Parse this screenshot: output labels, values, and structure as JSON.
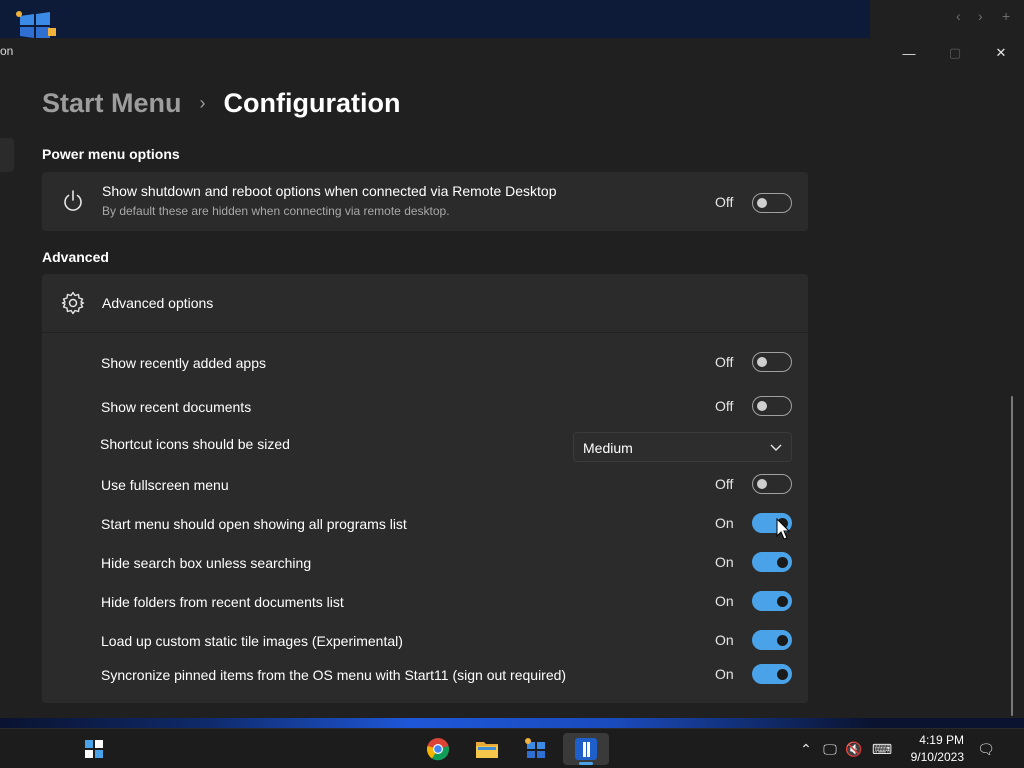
{
  "window": {
    "left_fragment": "on",
    "controls": {
      "minimize": "—",
      "maximize": "▢",
      "close": "✕"
    }
  },
  "breadcrumb": {
    "parent": "Start Menu",
    "separator": "›",
    "current": "Configuration"
  },
  "power_section": {
    "title": "Power menu options",
    "card": {
      "title": "Show shutdown and reboot options when connected via Remote Desktop",
      "description": "By default these are hidden when connecting via remote desktop.",
      "state": "Off"
    }
  },
  "advanced_section": {
    "title": "Advanced",
    "header": "Advanced options",
    "rows": [
      {
        "label": "Show recently added apps",
        "state": "Off"
      },
      {
        "label": "Show recent documents",
        "state": "Off"
      },
      {
        "label": "Shortcut icons should be sized",
        "dropdown": "Medium"
      },
      {
        "label": "Use fullscreen menu",
        "state": "Off"
      },
      {
        "label": "Start menu should open showing all programs list",
        "state": "On"
      },
      {
        "label": "Hide search box unless searching",
        "state": "On"
      },
      {
        "label": "Hide folders from recent documents list",
        "state": "On"
      },
      {
        "label": "Load up custom static tile images (Experimental)",
        "state": "On"
      },
      {
        "label": "Syncronize pinned items from the OS menu with Start11 (sign out required)",
        "state": "On"
      }
    ]
  },
  "taskbar": {
    "apps": [
      "start-button",
      "chrome",
      "file-explorer",
      "start11-config",
      "stardock-app"
    ],
    "clock_time": "4:19 PM",
    "clock_date": "9/10/2023"
  },
  "colors": {
    "accent": "#4aa3e8",
    "card": "#2b2b2b",
    "window": "#202020"
  }
}
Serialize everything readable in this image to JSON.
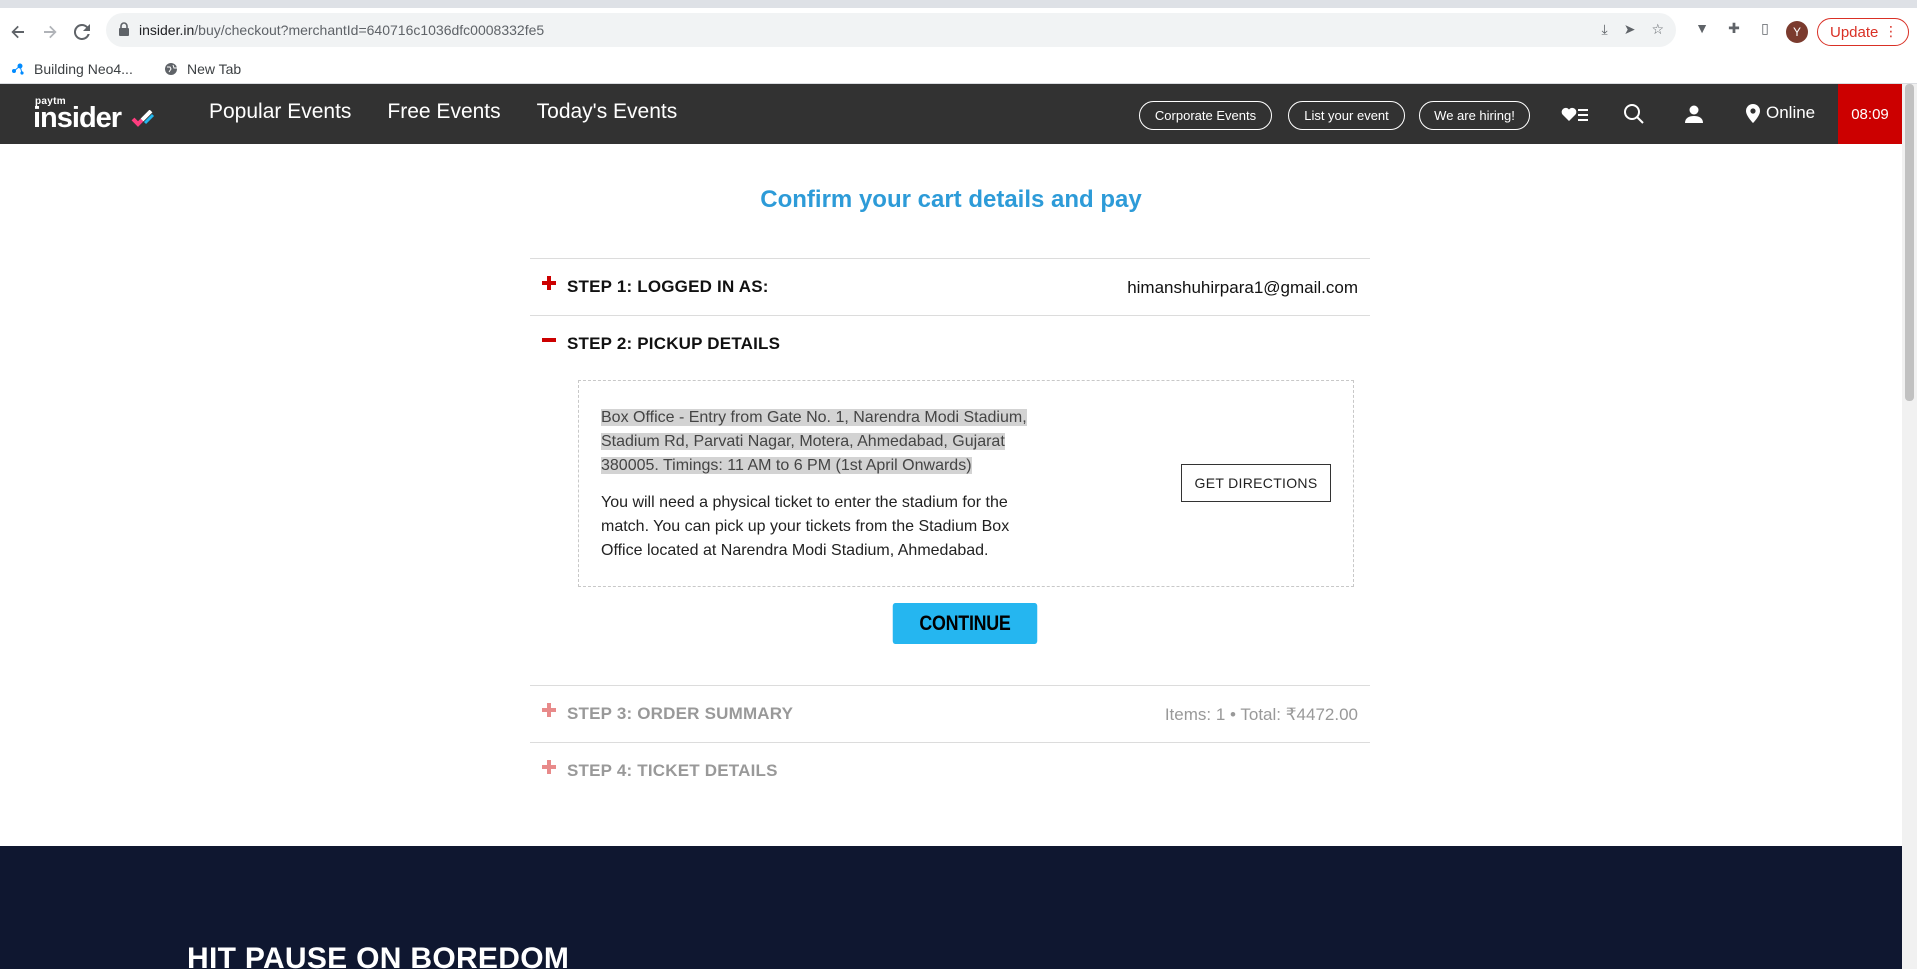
{
  "browser": {
    "url_host": "insider.in",
    "url_path": "/buy/checkout?merchantId=640716c1036dfc0008332fe5",
    "profile_initial": "Y",
    "update_label": "Update",
    "bookmarks": [
      {
        "label": "Building Neo4...",
        "icon": "neo4j-icon"
      },
      {
        "label": "New Tab",
        "icon": "globe-icon"
      }
    ]
  },
  "header": {
    "logo_top": "paytm",
    "logo_text": "insider",
    "nav": [
      "Popular Events",
      "Free Events",
      "Today's Events"
    ],
    "pills": [
      "Corporate Events",
      "List your event",
      "We are hiring!"
    ],
    "location": "Online",
    "timer": "08:09",
    "accent": "#cc0000"
  },
  "checkout": {
    "title": "Confirm your cart details and pay",
    "steps": [
      {
        "label": "STEP 1: LOGGED IN AS:",
        "right": "himanshuhirpara1@gmail.com",
        "state": "collapsed"
      },
      {
        "label": "STEP 2: PICKUP DETAILS",
        "right": "",
        "state": "expanded"
      },
      {
        "label": "STEP 3: ORDER SUMMARY",
        "right": "Items: 1 • Total: ₹4472.00",
        "state": "disabled"
      },
      {
        "label": "STEP 4: TICKET DETAILS",
        "right": "",
        "state": "disabled"
      }
    ],
    "pickup": {
      "address": "Box Office - Entry from Gate No. 1, Narendra Modi Stadium, Stadium Rd, Parvati Nagar, Motera, Ahmedabad, Gujarat 380005. Timings: 11 AM to 6 PM (1st April Onwards)",
      "note": "You will need a physical ticket to enter the stadium for the match. You can pick up your tickets from the Stadium Box Office located at Narendra Modi Stadium, Ahmedabad.",
      "directions_label": "GET DIRECTIONS"
    },
    "continue_label": "CONTINUE"
  },
  "footer": {
    "title": "HIT PAUSE ON BOREDOM"
  }
}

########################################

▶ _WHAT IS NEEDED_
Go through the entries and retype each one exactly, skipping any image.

▶ _WRITTEN ANSWER_
Parse this screenshot: output labels, values, and structure as JSON.
{
  "window": {
    "left_fragment": "on",
    "controls": {
      "minimize": "—",
      "maximize": "▢",
      "close": "✕"
    }
  },
  "breadcrumb": {
    "parent": "Start Menu",
    "separator": "›",
    "current": "Configuration"
  },
  "power_section": {
    "title": "Power menu options",
    "card": {
      "title": "Show shutdown and reboot options when connected via Remote Desktop",
      "description": "By default these are hidden when connecting via remote desktop.",
      "state": "Off"
    }
  },
  "advanced_section": {
    "title": "Advanced",
    "header": "Advanced options",
    "rows": [
      {
        "label": "Show recently added apps",
        "state": "Off"
      },
      {
        "label": "Show recent documents",
        "state": "Off"
      },
      {
        "label": "Shortcut icons should be sized",
        "dropdown": "Medium"
      },
      {
        "label": "Use fullscreen menu",
        "state": "Off"
      },
      {
        "label": "Start menu should open showing all programs list",
        "state": "On"
      },
      {
        "label": "Hide search box unless searching",
        "state": "On"
      },
      {
        "label": "Hide folders from recent documents list",
        "state": "On"
      },
      {
        "label": "Load up custom static tile images (Experimental)",
        "state": "On"
      },
      {
        "label": "Syncronize pinned items from the OS menu with Start11 (sign out required)",
        "state": "On"
      }
    ]
  },
  "taskbar": {
    "apps": [
      "start-button",
      "chrome",
      "file-explorer",
      "start11-config",
      "stardock-app"
    ],
    "clock_time": "4:19 PM",
    "clock_date": "9/10/2023"
  },
  "colors": {
    "accent": "#4aa3e8",
    "card": "#2b2b2b",
    "window": "#202020"
  }
}
Serialize everything readable in this image to JSON.
{
  "browser": {
    "url_host": "insider.in",
    "url_path": "/buy/checkout?merchantId=640716c1036dfc0008332fe5",
    "profile_initial": "Y",
    "update_label": "Update",
    "bookmarks": [
      {
        "label": "Building Neo4...",
        "icon": "neo4j-icon"
      },
      {
        "label": "New Tab",
        "icon": "globe-icon"
      }
    ]
  },
  "header": {
    "logo_top": "paytm",
    "logo_text": "insider",
    "nav": [
      "Popular Events",
      "Free Events",
      "Today's Events"
    ],
    "pills": [
      "Corporate Events",
      "List your event",
      "We are hiring!"
    ],
    "location": "Online",
    "timer": "08:09",
    "accent": "#cc0000"
  },
  "checkout": {
    "title": "Confirm your cart details and pay",
    "steps": [
      {
        "label": "STEP 1: LOGGED IN AS:",
        "right": "himanshuhirpara1@gmail.com",
        "state": "collapsed"
      },
      {
        "label": "STEP 2: PICKUP DETAILS",
        "right": "",
        "state": "expanded"
      },
      {
        "label": "STEP 3: ORDER SUMMARY",
        "right": "Items: 1 • Total: ₹4472.00",
        "state": "disabled"
      },
      {
        "label": "STEP 4: TICKET DETAILS",
        "right": "",
        "state": "disabled"
      }
    ],
    "pickup": {
      "address": "Box Office - Entry from Gate No. 1, Narendra Modi Stadium, Stadium Rd, Parvati Nagar, Motera, Ahmedabad, Gujarat 380005. Timings: 11 AM to 6 PM (1st April Onwards)",
      "note": "You will need a physical ticket to enter the stadium for the match. You can pick up your tickets from the Stadium Box Office located at Narendra Modi Stadium, Ahmedabad.",
      "directions_label": "GET DIRECTIONS"
    },
    "continue_label": "CONTINUE"
  },
  "footer": {
    "title": "HIT PAUSE ON BOREDOM"
  }
}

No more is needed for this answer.